Putting History to Bed
It once housed enough wine, spirits and provisions to entertain a newly-married king and keep the powerful and wealthy Bishop of Winchester and his guests fed and watered for weeks But now the old cellar of Winchester Palace’s 12th century great hall on Bankside’s Clink street is being prepared for a new role as a public garden. Raised beds made of green oak have been built between the stone remains of supports for the cellar ceiling and great hall floor. Over the next few weeks and months a variety of plants and shrubs will be planted in the beds,. They’ll be roses, of course, to make a connection with the magificent rose window of the great hall’s surviving west wall. And jasmine will be among climbing varities of shrubs positioned to grow up the walls.
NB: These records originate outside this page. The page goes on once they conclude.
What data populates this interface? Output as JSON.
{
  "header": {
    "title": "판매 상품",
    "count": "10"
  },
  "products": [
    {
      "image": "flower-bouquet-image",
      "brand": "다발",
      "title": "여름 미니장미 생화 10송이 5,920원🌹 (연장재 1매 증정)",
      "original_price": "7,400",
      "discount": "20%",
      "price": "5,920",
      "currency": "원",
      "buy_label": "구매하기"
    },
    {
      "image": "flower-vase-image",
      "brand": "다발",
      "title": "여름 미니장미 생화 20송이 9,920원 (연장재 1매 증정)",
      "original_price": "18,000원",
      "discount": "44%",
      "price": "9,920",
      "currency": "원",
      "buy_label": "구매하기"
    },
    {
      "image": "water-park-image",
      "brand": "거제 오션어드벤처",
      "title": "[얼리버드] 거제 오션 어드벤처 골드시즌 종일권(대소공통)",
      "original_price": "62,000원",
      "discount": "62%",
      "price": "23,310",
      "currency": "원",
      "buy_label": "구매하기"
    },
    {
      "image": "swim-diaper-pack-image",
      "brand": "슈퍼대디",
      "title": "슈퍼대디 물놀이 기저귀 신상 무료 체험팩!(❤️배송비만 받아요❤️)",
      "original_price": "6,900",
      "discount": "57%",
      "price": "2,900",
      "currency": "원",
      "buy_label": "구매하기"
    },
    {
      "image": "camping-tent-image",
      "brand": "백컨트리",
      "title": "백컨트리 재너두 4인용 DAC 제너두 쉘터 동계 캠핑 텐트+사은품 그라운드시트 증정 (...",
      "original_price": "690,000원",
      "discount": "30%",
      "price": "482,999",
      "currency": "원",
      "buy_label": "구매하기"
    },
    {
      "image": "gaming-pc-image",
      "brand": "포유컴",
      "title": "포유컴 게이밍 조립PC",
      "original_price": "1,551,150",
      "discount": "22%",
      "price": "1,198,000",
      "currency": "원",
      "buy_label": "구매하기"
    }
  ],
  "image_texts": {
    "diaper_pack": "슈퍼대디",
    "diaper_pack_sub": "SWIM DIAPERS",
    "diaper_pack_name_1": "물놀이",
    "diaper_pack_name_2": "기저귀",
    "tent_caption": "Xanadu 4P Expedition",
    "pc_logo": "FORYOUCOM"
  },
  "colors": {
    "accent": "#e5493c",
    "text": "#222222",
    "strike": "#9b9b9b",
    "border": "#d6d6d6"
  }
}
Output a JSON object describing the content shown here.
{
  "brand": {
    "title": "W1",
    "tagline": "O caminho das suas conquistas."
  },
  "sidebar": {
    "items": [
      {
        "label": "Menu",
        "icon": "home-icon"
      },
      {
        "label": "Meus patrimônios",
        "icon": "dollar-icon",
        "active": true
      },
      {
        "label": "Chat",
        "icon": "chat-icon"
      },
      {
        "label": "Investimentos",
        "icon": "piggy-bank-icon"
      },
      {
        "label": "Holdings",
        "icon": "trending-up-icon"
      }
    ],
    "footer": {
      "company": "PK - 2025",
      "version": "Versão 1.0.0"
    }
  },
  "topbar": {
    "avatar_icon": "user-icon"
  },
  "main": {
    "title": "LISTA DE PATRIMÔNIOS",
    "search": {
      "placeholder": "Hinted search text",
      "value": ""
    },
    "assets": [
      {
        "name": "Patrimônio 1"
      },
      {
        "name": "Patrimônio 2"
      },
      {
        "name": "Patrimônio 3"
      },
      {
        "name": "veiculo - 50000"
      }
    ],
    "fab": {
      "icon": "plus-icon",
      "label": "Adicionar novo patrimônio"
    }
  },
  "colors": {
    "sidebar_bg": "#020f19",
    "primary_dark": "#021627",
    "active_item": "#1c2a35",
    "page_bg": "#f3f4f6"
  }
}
By next spring or summer the once bare earth and stone floor should be an attractive green space.
We don’t know what King James I of Scotland, who had his wedding feast in the great hall in 1424, would have thought about it. Or whether Bishop of Winchester Henry Beaufort, whose niece Joan married the king, would have approved.
See what you think on one of Neil Sinclair’s occasional walks in atmospheric Bankside.
The Winchester Palace garden initiative is supported by Bankside Open Spaces, Southwark Borough Council, English Heritage, Bankside Residents Forum, Golden Hinde Trust, Better Bankside, Schroders Deloittes and the Waterman Group.